The Colossus That Was Rhodes: Britain's ur-imperialist not only dreamt of constructing a railway from "Cairo to the Cape", but also of expanding the dominion of the Anglo-Saxon powers to encompass the entire planet. A century on, the United States, aided by the United Kingdom, Canada, Australia and New Zealand, has indeed become the global hegemon. The GCSB spy-base at Waihopai is part of that hegemony.
WHAT DO CECIL JOHN RHODES and the Waihopai Spy Base have in common? The answer is: the maintenance of a world in which the Anglo-Saxon powers continue to play a dominant role. Rhodes, the great nineteenth century British imperialist, could not have imagined the raw technological power which installations like the GCSB’s Waihopai Station have added to the imperial mission, but he would have approved – wholeheartedly.
He would also have felt entirely vindicated by the current disposition of global economic, military and political power. His vision of the future was one in which the might of the British Empire and the United States had become fused in an Anglo-Saxon imperium to which the rest of the world paid homage.
Naturally, Rhodes foresaw the British Empire taking the lead role in this geopolitical drama. In the late nineteenth century, when he was at the summit of his remarkable career, the power of the USA remained veiled. (Although, the exertions of the Civil War, 1861-65, should have alerted Rhodes to America’s prodigious potential.) Even so, his most enduring legacy, the Rhodes Scholarship, was intended to create a special brotherhood of Anglo-Saxon leaders, drawn overwhelmingly from the British Empire and the USA, into whose hands the grand mission of bringing as much of the world as possible under Anglo-Saxon control could be safely reposed.
At the heart of Rhodes’ plan to create a global elite lay Oxford University – among whose dreaming spires the Rhodes Trust’s carefully selected scholars were expected to imbibe that noxious mixture of classical idealism, medieval obscurantism and contemporary chauvinism from which the British Empire had been fashioned.
Just how toxic this amalgam could be may be judged by Rhodes’ own justification for the creation of Anglo-Saxon hegemony:
“I contend that we are the finest race in the world and that the more of the world we inhabit the better it is for the human race.
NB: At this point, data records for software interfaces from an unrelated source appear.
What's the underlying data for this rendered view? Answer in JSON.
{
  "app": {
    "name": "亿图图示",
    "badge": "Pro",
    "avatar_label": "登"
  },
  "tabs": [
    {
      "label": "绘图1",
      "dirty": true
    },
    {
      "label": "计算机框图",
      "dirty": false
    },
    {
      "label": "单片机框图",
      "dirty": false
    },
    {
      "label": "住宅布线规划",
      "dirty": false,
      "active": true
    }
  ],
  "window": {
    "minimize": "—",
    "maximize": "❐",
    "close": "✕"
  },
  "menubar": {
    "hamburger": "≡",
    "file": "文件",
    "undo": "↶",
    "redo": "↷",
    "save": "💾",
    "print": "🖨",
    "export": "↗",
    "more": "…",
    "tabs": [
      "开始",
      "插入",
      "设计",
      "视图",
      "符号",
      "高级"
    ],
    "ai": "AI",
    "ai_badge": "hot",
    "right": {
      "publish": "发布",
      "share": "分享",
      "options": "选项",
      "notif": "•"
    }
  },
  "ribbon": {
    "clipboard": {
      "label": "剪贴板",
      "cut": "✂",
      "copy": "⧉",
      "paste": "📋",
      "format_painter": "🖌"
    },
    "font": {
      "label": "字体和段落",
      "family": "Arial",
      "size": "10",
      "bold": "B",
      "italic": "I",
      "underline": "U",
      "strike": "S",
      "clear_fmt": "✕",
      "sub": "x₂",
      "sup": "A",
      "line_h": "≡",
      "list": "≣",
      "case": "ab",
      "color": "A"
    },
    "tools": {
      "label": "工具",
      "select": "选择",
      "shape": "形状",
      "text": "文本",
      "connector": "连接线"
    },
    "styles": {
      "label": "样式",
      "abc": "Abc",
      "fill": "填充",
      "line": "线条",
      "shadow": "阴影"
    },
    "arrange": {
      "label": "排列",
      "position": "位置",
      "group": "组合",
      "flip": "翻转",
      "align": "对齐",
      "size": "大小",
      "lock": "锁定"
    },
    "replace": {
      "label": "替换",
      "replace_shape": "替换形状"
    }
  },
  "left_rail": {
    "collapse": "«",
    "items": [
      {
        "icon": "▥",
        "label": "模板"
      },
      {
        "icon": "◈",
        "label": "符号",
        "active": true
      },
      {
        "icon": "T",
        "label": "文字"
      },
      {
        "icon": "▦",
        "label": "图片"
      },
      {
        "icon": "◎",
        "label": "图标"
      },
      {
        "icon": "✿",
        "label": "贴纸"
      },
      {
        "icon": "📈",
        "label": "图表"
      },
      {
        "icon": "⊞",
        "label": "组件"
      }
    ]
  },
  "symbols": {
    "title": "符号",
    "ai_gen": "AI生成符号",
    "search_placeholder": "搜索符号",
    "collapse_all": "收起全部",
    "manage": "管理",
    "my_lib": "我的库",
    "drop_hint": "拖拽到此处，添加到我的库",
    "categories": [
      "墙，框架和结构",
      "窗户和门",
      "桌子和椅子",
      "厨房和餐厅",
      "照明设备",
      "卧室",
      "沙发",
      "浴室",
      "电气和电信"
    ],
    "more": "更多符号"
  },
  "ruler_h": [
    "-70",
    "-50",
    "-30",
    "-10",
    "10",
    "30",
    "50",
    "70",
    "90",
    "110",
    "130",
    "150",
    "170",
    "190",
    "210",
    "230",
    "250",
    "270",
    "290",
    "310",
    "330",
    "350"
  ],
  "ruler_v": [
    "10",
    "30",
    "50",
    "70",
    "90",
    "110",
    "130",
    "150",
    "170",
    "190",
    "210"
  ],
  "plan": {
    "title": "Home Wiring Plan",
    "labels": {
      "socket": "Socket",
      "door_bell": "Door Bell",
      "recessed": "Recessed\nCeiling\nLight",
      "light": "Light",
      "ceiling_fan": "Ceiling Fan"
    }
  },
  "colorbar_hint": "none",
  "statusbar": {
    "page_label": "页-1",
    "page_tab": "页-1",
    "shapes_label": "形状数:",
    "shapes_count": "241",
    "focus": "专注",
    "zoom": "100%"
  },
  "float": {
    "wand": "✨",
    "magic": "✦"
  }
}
Just fancy those parts that are at present inhabited by the most despicable specimens of human beings what an alteration there would be if they were brought under Anglo-Saxon influence, look again at the extra employment a new country added to our dominions gives.”
Rhodes was by no means the only statesman in the British Empire to evince such crude and unabashed racism, and he certainly wasn’t the most peculiar. Not only was New Zealand’s Prime Minister from 1912 to 1925, William Ferguson Massey, a bigoted Orangeman and fervent British imperialist, but he was also a “British Israelite” – a believer in the absurd notion that the inhabitants of the British Isles are descended from one of the lost tribes of Israel and, therefrore, as God’s chosen people, destined to rule the world!
It is one of history’s ironies that when men felt free to believe in and give voice to such ideas, full Anglo-Saxon hegemony remained an imperial dream. A century later, with Anglo-Saxon hegemony an accomplished fact, only the most foolhardy British or American statesman would consider drawing the world’s attention to it.
Just occasionally however, the world’s reminded of the hegemon’s existence – as when our Prime Minister, John Key, spoke openly of the price of membership of “the club”. He was, of course, referring to New Zealand’s participation in the UK-USA (“Five Eyes”) Agreement alongside Canada and Australia. Although, helping the British and Americans to spy on the rest of the world is very far from being the only “service” members of the Anglo-Saxon “club” are required to provide.
Regardless of whether the power contributed is “hard” (military) or “soft” (financial and cultural) members of the Club are expected to keep their subscriptions current. Indeed, it is highly questionable as to whether resignation is even possible. Like the Hotel California, the Anglo-Saxon Club can be a hard place to leave.
Contributing To Anglo-Saxon Hegemony: The Waihopai Spy Base.
And yet, every January an apparently indefatigable group of protesters gather outside the Waihopai Spy Base to demand its closure and New Zealand’s withdrawal from the Five Eyes Agreement. The sub-text of their annual protest, however, is this country’s long association with the sins of Anglo-Saxon imperialism.
The protesters mission is to persuade New Zealanders to disentangle themselves once and for all from Rhodes’ vision: to cease and desist playing even the tiniest role in exerting Anglo-Saxon hegemony.
It’s a big ask. Who resigns voluntarily from the club that rules the world?
This essay was originally published in The Waikato Times, The Taranaki Daily News, The Timaru Herald, The Otago Daily Times and The Greymouth Star of Friday, 8 January 2016.